FORTVILLE — When Fortville hosts its annual Winterfest next Saturday, Dec. 3, visitors will have plenty of places to sit and enjoy a cup of hot cocoa thanks to the addition of two public gathering spaces over the past few months.
A volunteer-driven nonprofit called Fortville Action, Inc. converted an unused alleyway into a brightly-lit gathering space called The Alley this past summer.
This fall the same group created a similar space called The Patio at the south end of town, on a stretch of Main Street that was permanently closed to traffic earlier this year.
Both areas — just a few hundred feet apart — are set off by ornate signs in bright, gold lettering.
Throughout the fall, the spaces were decked out with pumpkins and gourds, creating a picture-perfect autumn backdrop.
Earlier this week Fortville Action volunteers swapped out the fall touches with holiday decor, transforming the spaces into festive areas for visitors to sit and relax while shopping and celebrating this holiday season.
“They really are amazing places to sit and enjoy being outside,” said Jeff Wyatt, co-owner of the 305 Wine Garage, which sits right next to The Patio on Main Street.
Wyatt said the gathering spaces are a big boon for downtown businesses, which he says benefit from having such an inviting downtown.
“Fortville to us is that perfect small town. It has a great community feel,” said Wyatt, who co-owns the wine garage with his wife Libby and another couple. He and his wife also own Libby’s Ice Cream & Gifts, with locations in Fortville and Greenfield.
Wyatt had high praise for the Fortville Action volunteers who created the downtown gathering spaces, doing most of the fundraising and handiwork themselves.
Over the summer, FAI members worked with local merchants and town officials to create The Alley — a 15-foot-wide alleyway between two buildings just across from the Fortville post office on Main Street.
What was once a darkened corridor is now a vibrant space with patio lights strung from posts throughout the 135-foot-long alleyway, with benches and tables situated beneath decorative sails overhead.
Fortville Action carried that same aesthetic over to The Patio, an inviting 30-by-90-foot space featuring benches, octagon-shaped picnic tables and patio lights strung from poles secured within decorative wooden barrels.
The barrels were donated by Moondrops Distillery in Fortville, one of the many local businesses to support the FAI’s efforts to beautify the downtown.
In the past, the nonprofit focused on hosting events like the town’s popular Winterfest and summer concert series, but the volunteers have shifted their focus to creating more lasting projects throughout town.

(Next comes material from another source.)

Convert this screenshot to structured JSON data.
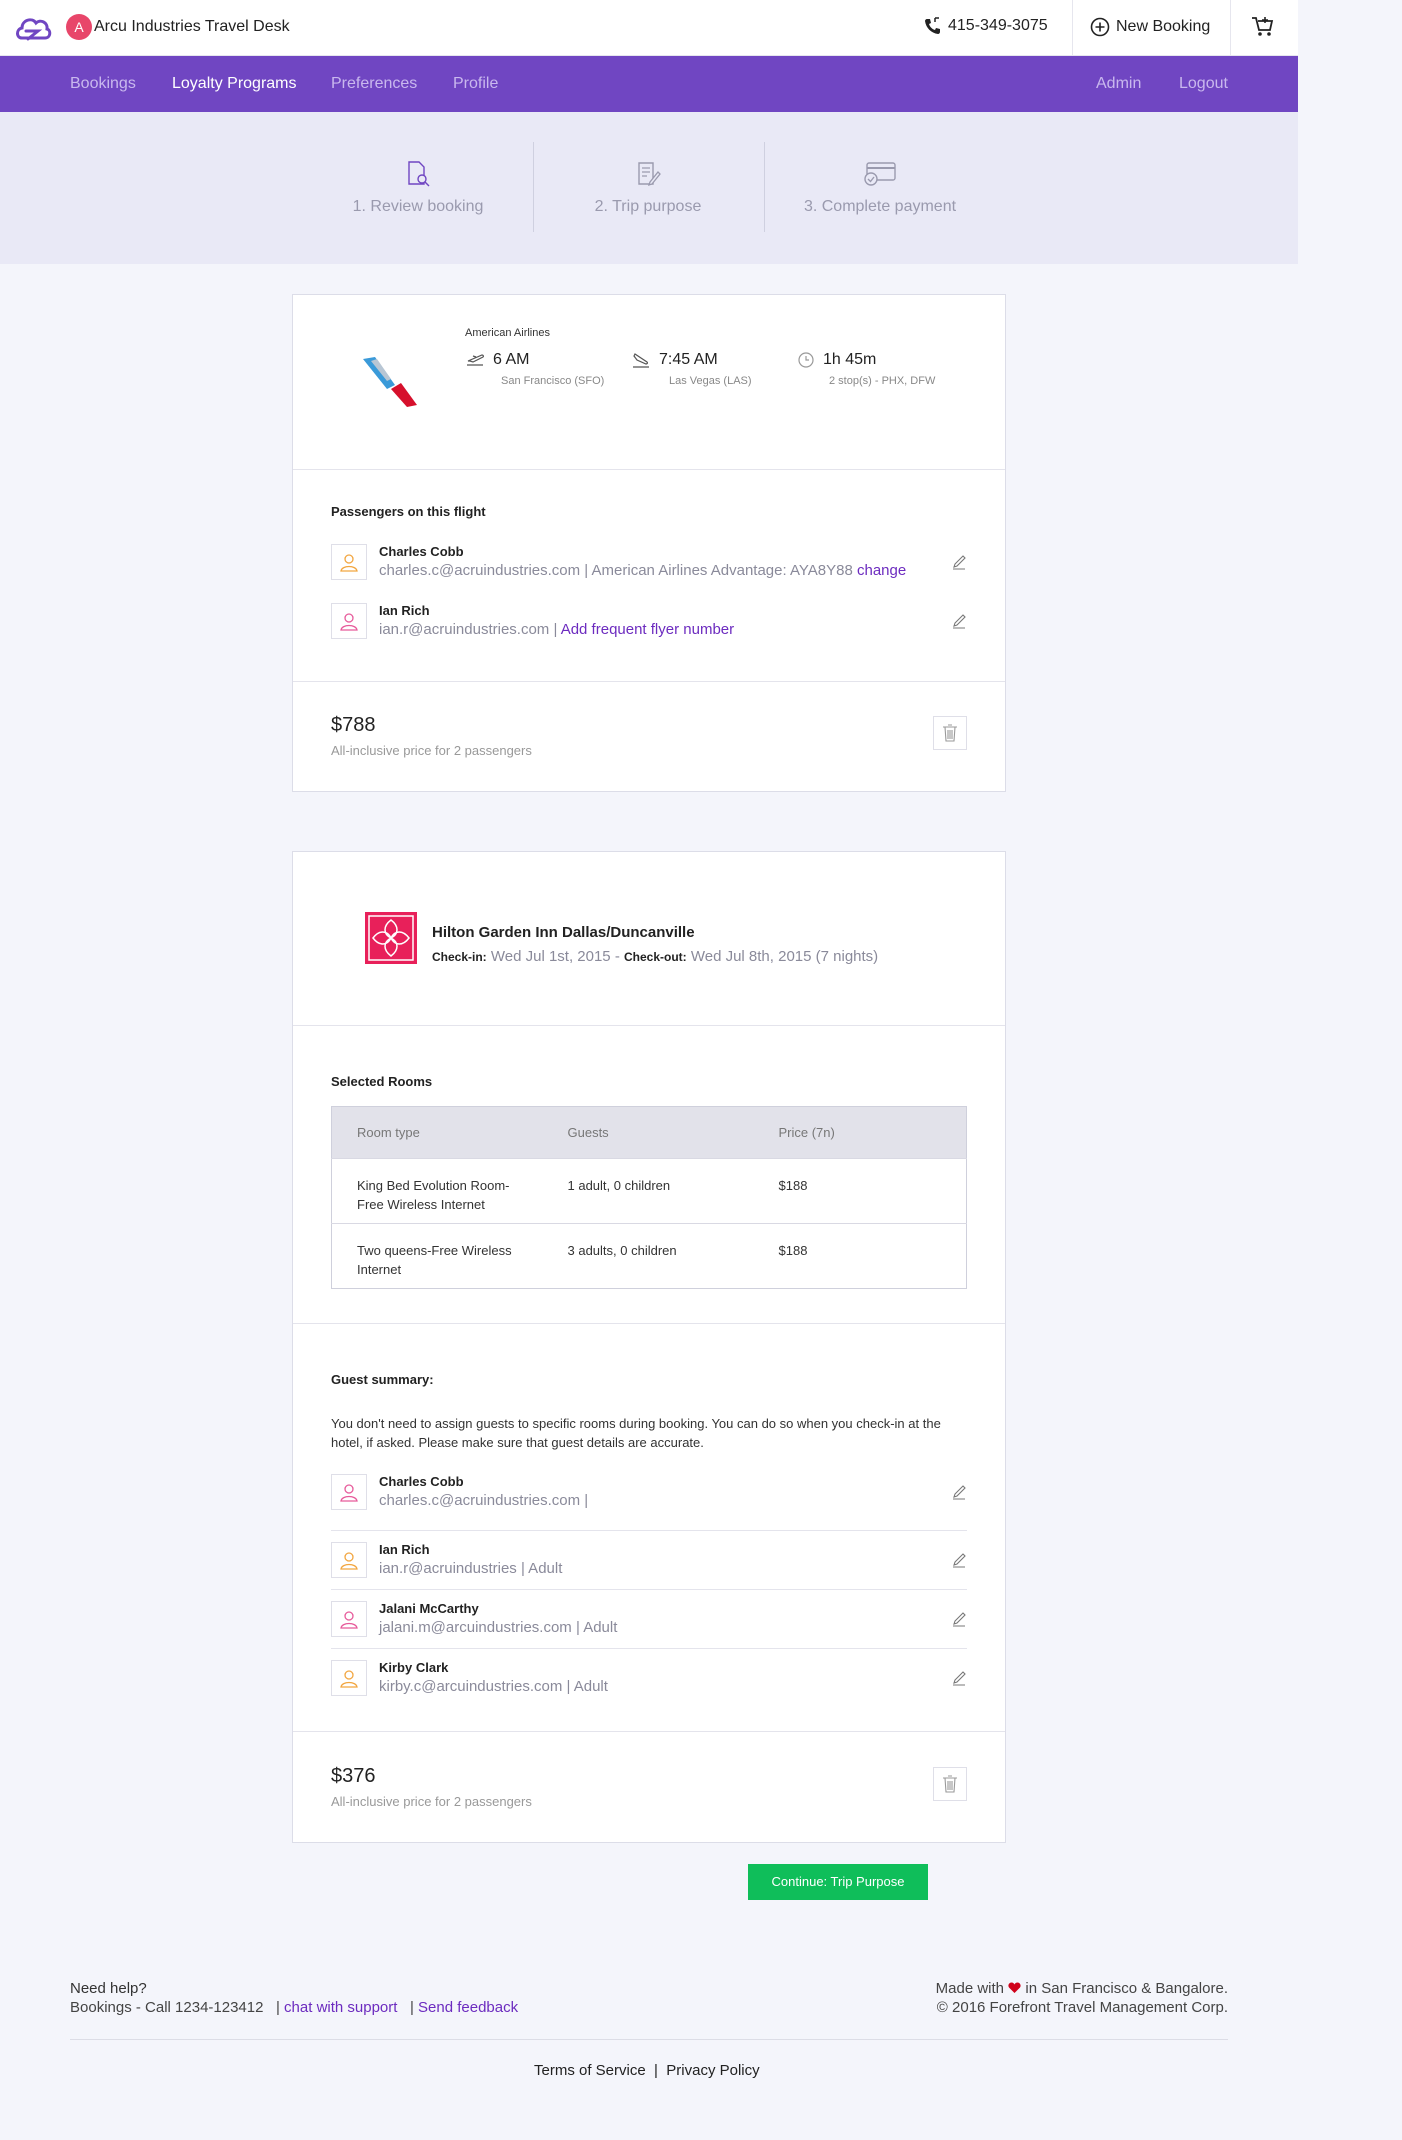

“We thought if we could come up with projects every year instead of events we could make an impact that last for years, rather than just one day,” said FAI’s chairman Bob Sterrett, who lives in downtown Fortville with his wife, Milda, a fellow volunteer.
Winterfest has been handed over to the Fortville Parks Department, allowing Fortville Action volunteers to focus on more endeavors like the alley and patio projects.
They got a big boost from the Hancock County Community Foundation, which awarded a $15,000 grant for The Alley and another $2,500 grant for The Patio.
“The Hancock County Community Foundation prioritizes funding for quality-of-place projects, and this was a perfect opportunity,” said the foundation’s president, Mary Gibble. “We so appreciate the hard work of Fortville Action, Inc.”
Sterrett said the nonprofit couldn’t thrive without the support of town officials and local business owners, who have stepped up to make the alley and patio projects a reality.
The town agreed to shut down the section of Main Street which would become The Patio, closing off a section of road that served as an auxiliary access downtown. Converting the roadway into a public gathering space was safer for pedestrians and traffic flow, said Sterrett, and created an eye-catching spot that welcomes visitors to town.
Town employees also chipped in by helping to move furniture and hefty planters into place, and installing bollards to protect the areas from traffic.
Local businesses also did their part, donating or discounting products and services. Barn Signworks crafted the gold-lettered signs for The Alley and The Patio, Moondrops Distillery donated the barrels for The Patio’s lighting system and IMI provided the concrete.
Sterrett said that Thursday Pool and the Wyatts, who own the wine garage and Libby’s, have also been top contributors.
While some business owners like the Wyatts get in on the action, the bulk of the labor has been done by Fortville Action volunteers, who have mixed concrete, set posts and strung lights and garland, all in an effort to beautify the small town they call home.
“What Fortville Action has done for the town has been really outstanding. We’re very blessed to be part of a community that has such a nice feel to it,” Wyatt said.
He’s confidant downtown businesses will benefit from The Alley and The Patio, the latter of which is situated right outside his wine shop’s front door.
Downtown visitiors can use the spaces to take a rest, read a book or have a picnic in the warmer months, said Wyatt, or enjoy some food or beverage from dowwntown Fotville restaurants.
While businesses are not permitted to serve patrons within the public seating areas, the town’s open container law does allow patrons to consume alcohol in public spaces, so long as its purchased on a carryout basis.